The omicron variant of the Corona virus is spreading across the globe like wild fire. However, up to this point we have not heard from the health authorities whether this new and virulent variant has been discovered in SVG. Given what is currently known about Omicron, it is safe to assume that it is already here and we should act accordingly.
My major concern is the anticipated spike in cases and what it might mean for the resumption of school in a face-to-face setting. Online education has been a failure for many despite the sterling efforts made by students, teachers, parents and the authorities. For me, a return to online school is utterly and completely out of the question. Therefore, we must learn to live, work and play with the virus even as Omicron rages.
I listen to the experts. In so doing, I learn a lot. For instance, despite the virulence of variants such as Omicron, the world is much better armed to put up a fight against the pandemic than we were in the early months of its emergence. The public health protocols, the emerging therapeutics and, yes, the vaccines have all put us in a position to effectively combat and defeat Omicron. However, to arrive at this point, it requires global solidarity, national unity and personal responsibility.
As long as we are prepared to do what is required, face-to-face school can and must resume indefinitely. To do so safely and thus minimize outbreaks of Omicron, all concerned must adhere to the following:
1. Regular sanitization of hands and surfaces;
2. Wearing masks in the appropriate settings.
3. Observing social distancing as far as practicable;
4. Conducting regular testing for COVID-19 among all school personnel; and
5. Vaccinating ALL who are eligible including students.
The pandemic forced us to make some serious adjustments to life and work. Some of them made sense, others have turned out to be nonsensical. Online school was nonsensical. Even as Omicron rages, keep our school doors open. Let’s beat the pandemic by following the science.
Note: I share an account by one teacher of how she manages to stay connected with her students during the COVID-19 pandemic and the resulting closure of schools. My colleagues and I have been making use of the same platform, Edmodo. I highly recommend it to those of you who may not have settled yet on how to stay connected. In a future post, I will share my own experience.
P. J. A John\\
Distance Learning: How to Teach in the Time of the Coronavirus
By Alessandra Pallavicini, EFL Teacher and Edmodo Certified Trainer, Italy|March 21st, 2020
These are hard times for schools and for us teachers. Staying at home does not mean rest and relaxation at all, but rather, since families expect instruction and lessons to be carried out even from a distance. The task of a teacher becomes even more difficult as preparing a lesson to do later in class is very different from preparing it, recording it (or instructing live) and then sharing it online.
Luckily for teachers, there is Edmodo!
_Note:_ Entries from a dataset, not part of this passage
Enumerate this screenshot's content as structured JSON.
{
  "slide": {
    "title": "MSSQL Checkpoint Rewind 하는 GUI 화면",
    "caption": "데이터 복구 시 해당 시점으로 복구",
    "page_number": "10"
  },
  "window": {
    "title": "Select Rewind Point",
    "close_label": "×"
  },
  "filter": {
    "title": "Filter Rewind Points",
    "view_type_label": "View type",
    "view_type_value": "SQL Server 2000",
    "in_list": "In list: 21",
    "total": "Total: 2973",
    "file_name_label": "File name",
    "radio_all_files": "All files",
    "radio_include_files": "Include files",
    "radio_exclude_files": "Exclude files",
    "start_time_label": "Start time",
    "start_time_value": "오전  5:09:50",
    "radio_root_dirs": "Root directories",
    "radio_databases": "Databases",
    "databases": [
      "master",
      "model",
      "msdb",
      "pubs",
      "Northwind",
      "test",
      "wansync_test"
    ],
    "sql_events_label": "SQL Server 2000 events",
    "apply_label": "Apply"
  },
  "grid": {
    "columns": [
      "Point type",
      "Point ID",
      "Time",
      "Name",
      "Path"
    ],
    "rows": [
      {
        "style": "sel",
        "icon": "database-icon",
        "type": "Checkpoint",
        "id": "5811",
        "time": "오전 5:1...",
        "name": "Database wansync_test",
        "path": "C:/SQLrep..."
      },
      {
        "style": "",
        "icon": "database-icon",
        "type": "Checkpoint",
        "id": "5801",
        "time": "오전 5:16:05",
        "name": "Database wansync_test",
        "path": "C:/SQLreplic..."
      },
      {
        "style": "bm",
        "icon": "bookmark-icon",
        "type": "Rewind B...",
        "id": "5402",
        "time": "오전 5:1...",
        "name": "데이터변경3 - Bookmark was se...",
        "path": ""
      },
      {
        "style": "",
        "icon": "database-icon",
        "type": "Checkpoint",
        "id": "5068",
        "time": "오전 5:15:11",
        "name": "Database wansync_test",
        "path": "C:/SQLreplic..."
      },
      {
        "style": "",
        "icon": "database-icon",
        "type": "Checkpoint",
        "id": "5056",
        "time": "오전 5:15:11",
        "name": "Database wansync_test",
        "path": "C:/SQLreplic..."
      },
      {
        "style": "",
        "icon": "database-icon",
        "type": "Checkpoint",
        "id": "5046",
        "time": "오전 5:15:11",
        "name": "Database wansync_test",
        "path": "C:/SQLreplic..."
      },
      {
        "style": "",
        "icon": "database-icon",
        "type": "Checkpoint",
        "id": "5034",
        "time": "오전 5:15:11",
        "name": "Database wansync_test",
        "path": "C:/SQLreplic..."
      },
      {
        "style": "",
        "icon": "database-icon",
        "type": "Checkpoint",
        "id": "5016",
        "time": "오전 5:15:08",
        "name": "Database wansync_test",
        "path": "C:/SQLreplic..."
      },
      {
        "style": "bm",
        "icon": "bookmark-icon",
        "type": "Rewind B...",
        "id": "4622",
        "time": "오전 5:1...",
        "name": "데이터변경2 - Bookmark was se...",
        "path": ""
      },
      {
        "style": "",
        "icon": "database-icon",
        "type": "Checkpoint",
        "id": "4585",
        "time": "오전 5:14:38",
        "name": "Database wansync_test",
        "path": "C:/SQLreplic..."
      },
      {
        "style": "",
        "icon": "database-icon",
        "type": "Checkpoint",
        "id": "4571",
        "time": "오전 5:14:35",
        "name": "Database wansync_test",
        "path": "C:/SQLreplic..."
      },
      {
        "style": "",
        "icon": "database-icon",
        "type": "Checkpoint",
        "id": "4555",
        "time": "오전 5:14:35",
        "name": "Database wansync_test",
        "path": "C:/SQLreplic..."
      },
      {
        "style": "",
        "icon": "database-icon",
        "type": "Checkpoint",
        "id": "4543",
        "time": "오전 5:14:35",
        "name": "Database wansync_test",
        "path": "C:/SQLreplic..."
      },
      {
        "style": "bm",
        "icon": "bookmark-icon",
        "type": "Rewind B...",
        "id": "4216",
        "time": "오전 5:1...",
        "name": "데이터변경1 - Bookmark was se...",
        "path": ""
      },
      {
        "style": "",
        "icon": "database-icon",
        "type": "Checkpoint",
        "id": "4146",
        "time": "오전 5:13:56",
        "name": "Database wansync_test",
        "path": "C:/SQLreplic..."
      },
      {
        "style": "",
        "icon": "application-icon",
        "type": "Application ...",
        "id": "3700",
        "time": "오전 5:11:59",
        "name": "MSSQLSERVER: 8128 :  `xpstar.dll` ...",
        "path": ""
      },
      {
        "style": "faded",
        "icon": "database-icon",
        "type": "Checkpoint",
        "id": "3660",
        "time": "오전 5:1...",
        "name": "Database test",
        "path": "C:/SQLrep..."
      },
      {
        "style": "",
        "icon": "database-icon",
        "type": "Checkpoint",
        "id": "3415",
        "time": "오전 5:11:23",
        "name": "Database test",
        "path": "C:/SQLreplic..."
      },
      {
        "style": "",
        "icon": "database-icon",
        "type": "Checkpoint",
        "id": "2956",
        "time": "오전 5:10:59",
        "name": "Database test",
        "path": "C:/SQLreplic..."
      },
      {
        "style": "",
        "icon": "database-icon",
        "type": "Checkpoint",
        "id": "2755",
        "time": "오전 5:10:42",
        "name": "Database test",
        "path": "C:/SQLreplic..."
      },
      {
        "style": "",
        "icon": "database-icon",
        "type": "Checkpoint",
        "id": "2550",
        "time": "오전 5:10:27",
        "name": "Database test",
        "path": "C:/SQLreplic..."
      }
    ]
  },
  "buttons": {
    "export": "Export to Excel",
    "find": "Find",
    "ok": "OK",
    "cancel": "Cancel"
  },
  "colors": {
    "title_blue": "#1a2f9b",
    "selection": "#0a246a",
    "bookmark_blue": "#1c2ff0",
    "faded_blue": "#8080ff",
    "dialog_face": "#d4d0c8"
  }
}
Never before has Edmodo proved so useful for its flexibility. Once a tool in our kit during classroom time or after school, Edmodo takes on a more prominent role, offering the ability to upload various materials, lessons, quizzes, and homework and then share them with students.
As a teacher, once you’ve created your own Edmodo Classes (depending on what subjects you teach and how many different classes you have), you’ll then want to organize your content and communication, making the best use of features such as subgroups and folders. A good rule of thumb is to create an orderly environment. For instance, in an online environment, students are better off responding directly to a teacher’s message rather than creating a post for all classmates to see.
Notes can be used to create announcements, lessons and discussions. Important announcements can then be pinned to ensure that they are easily found. In a Note, you can create a lesson by adding all the necessary information and attaching useful links. You can also create short, simple videos with further explanations which are then attached to the Note for the lesson. This is especially useful if the lesson hasn’t covered all the material or if it is particularly difficult for students. I am creating many of these videos—simple and short and based on the textbook where the topic is explained clearly. Using the comment section, students can ask questions or request further explanations.
In my opinion, sharing your lesson is not enough. We need to engage our students by asking them to answer questions on the topic that is being addressed. And, to make the online learning experience more closely match learning in the classroom, have students comment on each other’s answers. This is important in maintaining, as far as possible, contact between classmates. When my students took part, I was pleasantly surprised by the level of interest and care with which students participated in discussion.
Edmodo also allows you to create Quizzes and Assignments to assess learning progress. A Quiz provides the level of understanding for a topic and therefore allows us to determine overall student understanding so that we can continue moving forward or decide to stop and go over the topic again. And, don’t forget that Quizzes and Assignments can be shared among colleagues so we can help each other with relevant, high-quality learning content.
Lastly, I suggest following the hashtag #bettertogether on Edmodo to find and share good practices with other educators and to feel less alone in these difficult times!
May 06, 2020